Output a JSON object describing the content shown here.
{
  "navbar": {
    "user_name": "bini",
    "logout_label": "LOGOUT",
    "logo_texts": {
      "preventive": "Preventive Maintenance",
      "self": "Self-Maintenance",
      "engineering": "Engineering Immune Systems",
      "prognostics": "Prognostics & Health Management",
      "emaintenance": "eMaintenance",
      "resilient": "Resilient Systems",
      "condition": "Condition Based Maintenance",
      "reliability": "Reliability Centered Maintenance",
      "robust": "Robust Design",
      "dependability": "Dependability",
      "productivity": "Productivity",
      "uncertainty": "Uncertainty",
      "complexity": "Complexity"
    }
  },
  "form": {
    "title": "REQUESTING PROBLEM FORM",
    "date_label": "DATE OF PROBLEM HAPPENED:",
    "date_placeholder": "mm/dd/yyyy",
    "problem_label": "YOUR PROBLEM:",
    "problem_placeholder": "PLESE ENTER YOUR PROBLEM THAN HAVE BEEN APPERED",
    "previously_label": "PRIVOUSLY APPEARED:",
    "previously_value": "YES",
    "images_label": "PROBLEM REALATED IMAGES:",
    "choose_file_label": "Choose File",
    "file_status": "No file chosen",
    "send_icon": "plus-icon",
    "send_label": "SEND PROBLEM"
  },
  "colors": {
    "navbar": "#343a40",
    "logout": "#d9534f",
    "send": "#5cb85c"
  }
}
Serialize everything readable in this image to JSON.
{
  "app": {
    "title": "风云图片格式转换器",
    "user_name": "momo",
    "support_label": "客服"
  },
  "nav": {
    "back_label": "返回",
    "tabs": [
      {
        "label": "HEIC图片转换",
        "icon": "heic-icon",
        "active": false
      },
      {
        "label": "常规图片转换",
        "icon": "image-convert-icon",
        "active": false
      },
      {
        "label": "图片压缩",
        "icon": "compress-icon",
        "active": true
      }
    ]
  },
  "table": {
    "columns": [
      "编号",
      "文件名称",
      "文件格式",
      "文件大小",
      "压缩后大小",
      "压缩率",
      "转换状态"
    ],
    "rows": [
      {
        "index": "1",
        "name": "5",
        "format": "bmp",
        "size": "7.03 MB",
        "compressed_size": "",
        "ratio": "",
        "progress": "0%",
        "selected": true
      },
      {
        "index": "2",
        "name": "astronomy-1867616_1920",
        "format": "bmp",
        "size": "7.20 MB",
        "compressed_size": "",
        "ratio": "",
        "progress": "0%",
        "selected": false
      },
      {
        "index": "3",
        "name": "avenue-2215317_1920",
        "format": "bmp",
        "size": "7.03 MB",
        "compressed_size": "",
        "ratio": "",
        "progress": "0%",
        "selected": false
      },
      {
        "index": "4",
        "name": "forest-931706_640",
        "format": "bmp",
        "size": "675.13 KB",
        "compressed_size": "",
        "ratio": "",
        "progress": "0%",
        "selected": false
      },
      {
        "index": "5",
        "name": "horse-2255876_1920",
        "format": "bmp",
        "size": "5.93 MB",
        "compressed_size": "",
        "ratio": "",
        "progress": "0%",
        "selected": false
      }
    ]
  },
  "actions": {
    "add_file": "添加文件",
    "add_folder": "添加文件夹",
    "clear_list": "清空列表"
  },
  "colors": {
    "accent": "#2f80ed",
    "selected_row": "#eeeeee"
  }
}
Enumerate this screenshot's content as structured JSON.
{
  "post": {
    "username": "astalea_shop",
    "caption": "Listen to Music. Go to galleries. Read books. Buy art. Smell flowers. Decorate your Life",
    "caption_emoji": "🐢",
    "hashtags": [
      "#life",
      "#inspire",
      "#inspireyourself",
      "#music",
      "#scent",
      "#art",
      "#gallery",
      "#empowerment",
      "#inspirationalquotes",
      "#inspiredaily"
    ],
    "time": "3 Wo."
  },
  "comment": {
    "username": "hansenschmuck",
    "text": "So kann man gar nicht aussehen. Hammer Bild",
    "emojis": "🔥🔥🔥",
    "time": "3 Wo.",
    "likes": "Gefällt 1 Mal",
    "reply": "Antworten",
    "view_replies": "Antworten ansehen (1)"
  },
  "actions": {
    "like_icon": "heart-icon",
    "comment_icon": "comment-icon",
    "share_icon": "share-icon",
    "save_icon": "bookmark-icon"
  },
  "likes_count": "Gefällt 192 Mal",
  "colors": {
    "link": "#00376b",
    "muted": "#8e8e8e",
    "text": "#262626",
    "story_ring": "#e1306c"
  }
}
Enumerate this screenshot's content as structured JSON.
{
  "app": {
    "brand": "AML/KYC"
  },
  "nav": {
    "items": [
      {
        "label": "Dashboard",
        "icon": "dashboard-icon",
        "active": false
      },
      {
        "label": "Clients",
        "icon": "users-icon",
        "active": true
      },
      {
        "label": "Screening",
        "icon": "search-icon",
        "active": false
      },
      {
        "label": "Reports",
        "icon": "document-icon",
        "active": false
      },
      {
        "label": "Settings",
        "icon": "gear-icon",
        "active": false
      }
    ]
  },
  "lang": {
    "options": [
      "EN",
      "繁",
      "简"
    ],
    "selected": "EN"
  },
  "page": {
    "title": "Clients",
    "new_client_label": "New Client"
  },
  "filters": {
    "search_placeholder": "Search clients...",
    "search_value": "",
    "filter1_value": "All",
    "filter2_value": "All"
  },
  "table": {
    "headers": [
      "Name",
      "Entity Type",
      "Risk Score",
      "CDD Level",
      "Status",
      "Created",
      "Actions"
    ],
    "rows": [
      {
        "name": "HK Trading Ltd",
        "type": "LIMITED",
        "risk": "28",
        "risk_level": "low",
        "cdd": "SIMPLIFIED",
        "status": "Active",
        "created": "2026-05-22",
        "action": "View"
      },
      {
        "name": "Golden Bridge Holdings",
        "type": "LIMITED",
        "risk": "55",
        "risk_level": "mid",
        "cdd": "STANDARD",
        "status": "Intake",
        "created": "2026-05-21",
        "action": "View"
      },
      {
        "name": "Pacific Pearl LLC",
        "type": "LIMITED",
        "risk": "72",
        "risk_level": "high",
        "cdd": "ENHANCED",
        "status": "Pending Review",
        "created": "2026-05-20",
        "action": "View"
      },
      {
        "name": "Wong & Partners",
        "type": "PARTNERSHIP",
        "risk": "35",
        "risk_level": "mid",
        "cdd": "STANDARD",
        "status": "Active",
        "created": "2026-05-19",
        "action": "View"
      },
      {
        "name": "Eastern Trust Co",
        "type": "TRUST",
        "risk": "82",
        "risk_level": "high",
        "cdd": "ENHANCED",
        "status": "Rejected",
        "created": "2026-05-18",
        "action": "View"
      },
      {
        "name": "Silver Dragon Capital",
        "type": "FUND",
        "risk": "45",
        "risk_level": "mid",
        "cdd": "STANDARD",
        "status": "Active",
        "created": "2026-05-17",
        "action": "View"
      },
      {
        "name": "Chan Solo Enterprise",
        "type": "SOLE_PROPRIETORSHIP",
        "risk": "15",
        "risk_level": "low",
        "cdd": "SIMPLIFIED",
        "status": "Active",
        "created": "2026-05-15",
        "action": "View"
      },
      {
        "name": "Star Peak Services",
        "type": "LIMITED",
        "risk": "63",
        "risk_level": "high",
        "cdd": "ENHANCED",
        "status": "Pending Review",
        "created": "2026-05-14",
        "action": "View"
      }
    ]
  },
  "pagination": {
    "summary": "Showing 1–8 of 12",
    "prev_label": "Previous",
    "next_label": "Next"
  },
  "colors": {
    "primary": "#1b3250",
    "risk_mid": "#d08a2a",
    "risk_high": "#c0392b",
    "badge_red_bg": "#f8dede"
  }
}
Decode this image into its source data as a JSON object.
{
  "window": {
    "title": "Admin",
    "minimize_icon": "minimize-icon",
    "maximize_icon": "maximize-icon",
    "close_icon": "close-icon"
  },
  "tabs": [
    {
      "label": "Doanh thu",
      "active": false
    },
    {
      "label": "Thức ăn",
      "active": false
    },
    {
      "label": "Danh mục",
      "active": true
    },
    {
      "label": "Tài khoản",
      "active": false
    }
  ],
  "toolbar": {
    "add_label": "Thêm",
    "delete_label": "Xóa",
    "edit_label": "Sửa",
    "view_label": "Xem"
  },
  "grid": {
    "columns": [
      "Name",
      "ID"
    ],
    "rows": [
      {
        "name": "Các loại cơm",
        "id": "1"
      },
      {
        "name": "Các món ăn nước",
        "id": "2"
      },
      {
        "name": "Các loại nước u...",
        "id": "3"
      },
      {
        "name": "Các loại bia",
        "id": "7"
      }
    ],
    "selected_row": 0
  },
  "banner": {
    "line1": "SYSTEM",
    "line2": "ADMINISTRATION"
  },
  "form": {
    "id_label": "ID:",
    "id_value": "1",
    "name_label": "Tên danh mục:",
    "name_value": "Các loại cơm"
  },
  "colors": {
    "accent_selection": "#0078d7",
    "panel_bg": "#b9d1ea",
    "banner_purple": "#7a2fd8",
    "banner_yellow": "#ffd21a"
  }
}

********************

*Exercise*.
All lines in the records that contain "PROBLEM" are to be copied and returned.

*Written reply*.
    "title": "REQUESTING PROBLEM FORM",
    "date_label": "DATE OF PROBLEM HAPPENED:",
    "problem_label": "YOUR PROBLEM:",
    "problem_placeholder": "PLESE ENTER YOUR PROBLEM THAN HAVE BEEN APPERED",
    "images_label": "PROBLEM REALATED IMAGES:",
    "send_label": "SEND PROBLEM"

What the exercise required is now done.